# What the task requires
Would you reproduce the entries that follow exactly as they appear?

* * * * * * * * *

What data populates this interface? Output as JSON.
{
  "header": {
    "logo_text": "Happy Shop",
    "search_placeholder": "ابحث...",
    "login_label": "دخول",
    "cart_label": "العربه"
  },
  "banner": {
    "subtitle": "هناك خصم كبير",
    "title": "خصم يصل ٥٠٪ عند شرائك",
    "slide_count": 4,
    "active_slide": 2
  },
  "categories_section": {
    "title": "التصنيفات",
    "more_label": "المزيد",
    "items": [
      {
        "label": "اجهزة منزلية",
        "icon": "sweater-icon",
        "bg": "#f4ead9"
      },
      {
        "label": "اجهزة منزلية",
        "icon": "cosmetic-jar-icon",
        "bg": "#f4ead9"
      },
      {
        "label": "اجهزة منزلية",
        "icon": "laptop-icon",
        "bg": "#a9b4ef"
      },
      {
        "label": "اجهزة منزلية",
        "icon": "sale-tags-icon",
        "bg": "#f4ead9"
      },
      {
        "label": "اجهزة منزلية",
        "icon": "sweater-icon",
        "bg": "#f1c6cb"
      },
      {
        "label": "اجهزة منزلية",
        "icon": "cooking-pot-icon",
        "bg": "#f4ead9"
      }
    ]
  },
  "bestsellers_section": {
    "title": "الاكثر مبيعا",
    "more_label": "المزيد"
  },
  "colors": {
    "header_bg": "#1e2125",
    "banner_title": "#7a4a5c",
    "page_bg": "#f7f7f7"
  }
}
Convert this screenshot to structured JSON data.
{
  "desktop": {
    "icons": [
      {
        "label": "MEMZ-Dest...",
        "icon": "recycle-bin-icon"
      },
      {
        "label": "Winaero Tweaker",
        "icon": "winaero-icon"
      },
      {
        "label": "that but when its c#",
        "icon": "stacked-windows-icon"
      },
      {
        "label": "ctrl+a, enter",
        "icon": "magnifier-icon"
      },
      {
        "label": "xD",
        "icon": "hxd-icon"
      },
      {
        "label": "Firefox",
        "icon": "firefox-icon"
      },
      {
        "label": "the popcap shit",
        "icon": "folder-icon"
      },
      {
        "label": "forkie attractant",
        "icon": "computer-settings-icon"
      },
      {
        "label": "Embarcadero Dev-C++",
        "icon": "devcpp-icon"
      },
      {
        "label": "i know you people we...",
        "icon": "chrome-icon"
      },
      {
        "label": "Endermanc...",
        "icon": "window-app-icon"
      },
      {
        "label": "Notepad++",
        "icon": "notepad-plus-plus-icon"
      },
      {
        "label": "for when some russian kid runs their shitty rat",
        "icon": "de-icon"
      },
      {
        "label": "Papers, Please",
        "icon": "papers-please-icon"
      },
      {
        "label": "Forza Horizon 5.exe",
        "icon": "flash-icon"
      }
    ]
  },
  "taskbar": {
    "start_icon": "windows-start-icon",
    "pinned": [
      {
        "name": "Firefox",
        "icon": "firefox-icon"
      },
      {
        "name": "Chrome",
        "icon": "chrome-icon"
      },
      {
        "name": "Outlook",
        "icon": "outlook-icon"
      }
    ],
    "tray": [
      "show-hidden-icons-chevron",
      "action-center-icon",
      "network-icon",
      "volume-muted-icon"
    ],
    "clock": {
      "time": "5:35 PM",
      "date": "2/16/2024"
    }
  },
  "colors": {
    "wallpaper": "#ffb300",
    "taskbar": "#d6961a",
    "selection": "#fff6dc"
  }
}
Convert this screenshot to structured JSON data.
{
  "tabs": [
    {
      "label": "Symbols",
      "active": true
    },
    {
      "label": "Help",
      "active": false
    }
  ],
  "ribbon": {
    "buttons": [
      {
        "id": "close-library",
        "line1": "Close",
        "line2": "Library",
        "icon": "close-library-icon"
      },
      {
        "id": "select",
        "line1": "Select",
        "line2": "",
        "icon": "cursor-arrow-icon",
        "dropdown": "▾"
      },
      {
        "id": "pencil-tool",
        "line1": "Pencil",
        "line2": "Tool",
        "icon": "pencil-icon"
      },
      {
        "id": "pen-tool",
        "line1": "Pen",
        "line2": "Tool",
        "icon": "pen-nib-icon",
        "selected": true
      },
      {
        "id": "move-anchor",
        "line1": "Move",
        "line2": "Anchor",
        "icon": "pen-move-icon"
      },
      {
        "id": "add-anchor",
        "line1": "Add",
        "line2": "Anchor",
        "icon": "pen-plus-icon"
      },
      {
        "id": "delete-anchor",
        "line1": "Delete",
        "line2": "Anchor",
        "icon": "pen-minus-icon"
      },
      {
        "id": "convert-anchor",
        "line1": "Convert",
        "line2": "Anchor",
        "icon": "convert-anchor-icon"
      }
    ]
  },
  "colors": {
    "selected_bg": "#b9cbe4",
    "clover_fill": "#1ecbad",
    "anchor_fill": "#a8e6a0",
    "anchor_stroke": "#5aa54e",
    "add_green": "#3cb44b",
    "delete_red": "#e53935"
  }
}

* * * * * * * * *

# Task solution
What data populates this interface? Output as JSON.
{
  "header": {
    "logo_text": "Happy Shop",
    "search_placeholder": "ابحث...",
    "login_label": "دخول",
    "cart_label": "العربه"
  },
  "banner": {
    "subtitle": "هناك خصم كبير",
    "title": "خصم يصل ٥٠٪ عند شرائك",
    "slide_count": 4,
    "active_slide": 2
  },
  "categories_section": {
    "title": "التصنيفات",
    "more_label": "المزيد",
    "items": [
      {
        "label": "اجهزة منزلية",
        "icon": "sweater-icon",
        "bg": "#f4ead9"
      },
      {
        "label": "اجهزة منزلية",
        "icon": "cosmetic-jar-icon",
        "bg": "#f4ead9"
      },
      {
        "label": "اجهزة منزلية",
        "icon": "laptop-icon",
        "bg": "#a9b4ef"
      },
      {
        "label": "اجهزة منزلية",
        "icon": "sale-tags-icon",
        "bg": "#f4ead9"
      },
      {
        "label": "اجهزة منزلية",
        "icon": "sweater-icon",
        "bg": "#f1c6cb"
      },
      {
        "label": "اجهزة منزلية",
        "icon": "cooking-pot-icon",
        "bg": "#f4ead9"
      }
    ]
  },
  "bestsellers_section": {
    "title": "الاكثر مبيعا",
    "more_label": "المزيد"
  },
  "colors": {
    "header_bg": "#1e2125",
    "banner_title": "#7a4a5c",
    "page_bg": "#f7f7f7"
  }
}
Convert this screenshot to structured JSON data.
{
  "desktop": {
    "icons": [
      {
        "label": "MEMZ-Dest...",
        "icon": "recycle-bin-icon"
      },
      {
        "label": "Winaero Tweaker",
        "icon": "winaero-icon"
      },
      {
        "label": "that but when its c#",
        "icon": "stacked-windows-icon"
      },
      {
        "label": "ctrl+a, enter",
        "icon": "magnifier-icon"
      },
      {
        "label": "xD",
        "icon": "hxd-icon"
      },
      {
        "label": "Firefox",
        "icon": "firefox-icon"
      },
      {
        "label": "the popcap shit",
        "icon": "folder-icon"
      },
      {
        "label": "forkie attractant",
        "icon": "computer-settings-icon"
      },
      {
        "label": "Embarcadero Dev-C++",
        "icon": "devcpp-icon"
      },
      {
        "label": "i know you people we...",
        "icon": "chrome-icon"
      },
      {
        "label": "Endermanc...",
        "icon": "window-app-icon"
      },
      {
        "label": "Notepad++",
        "icon": "notepad-plus-plus-icon"
      },
      {
        "label": "for when some russian kid runs their shitty rat",
        "icon": "de-icon"
      },
      {
        "label": "Papers, Please",
        "icon": "papers-please-icon"
      },
      {
        "label": "Forza Horizon 5.exe",
        "icon": "flash-icon"
      }
    ]
  },
  "taskbar": {
    "start_icon": "windows-start-icon",
    "pinned": [
      {
        "name": "Firefox",
        "icon": "firefox-icon"
      },
      {
        "name": "Chrome",
        "icon": "chrome-icon"
      },
      {
        "name": "Outlook",
        "icon": "outlook-icon"
      }
    ],
    "tray": [
      "show-hidden-icons-chevron",
      "action-center-icon",
      "network-icon",
      "volume-muted-icon"
    ],
    "clock": {
      "time": "5:35 PM",
      "date": "2/16/2024"
    }
  },
  "colors": {
    "wallpaper": "#ffb300",
    "taskbar": "#d6961a",
    "selection": "#fff6dc"
  }
}
Convert this screenshot to structured JSON data.
{
  "tabs": [
    {
      "label": "Symbols",
      "active": true
    },
    {
      "label": "Help",
      "active": false
    }
  ],
  "ribbon": {
    "buttons": [
      {
        "id": "close-library",
        "line1": "Close",
        "line2": "Library",
        "icon": "close-library-icon"
      },
      {
        "id": "select",
        "line1": "Select",
        "line2": "",
        "icon": "cursor-arrow-icon",
        "dropdown": "▾"
      },
      {
        "id": "pencil-tool",
        "line1": "Pencil",
        "line2": "Tool",
        "icon": "pencil-icon"
      },
      {
        "id": "pen-tool",
        "line1": "Pen",
        "line2": "Tool",
        "icon": "pen-nib-icon",
        "selected": true
      },
      {
        "id": "move-anchor",
        "line1": "Move",
        "line2": "Anchor",
        "icon": "pen-move-icon"
      },
      {
        "id": "add-anchor",
        "line1": "Add",
        "line2": "Anchor",
        "icon": "pen-plus-icon"
      },
      {
        "id": "delete-anchor",
        "line1": "Delete",
        "line2": "Anchor",
        "icon": "pen-minus-icon"
      },
      {
        "id": "convert-anchor",
        "line1": "Convert",
        "line2": "Anchor",
        "icon": "convert-anchor-icon"
      }
    ]
  },
  "colors": {
    "selected_bg": "#b9cbe4",
    "clover_fill": "#1ecbad",
    "anchor_fill": "#a8e6a0",
    "anchor_stroke": "#5aa54e",
    "add_green": "#3cb44b",
    "delete_red": "#e53935"
  }
}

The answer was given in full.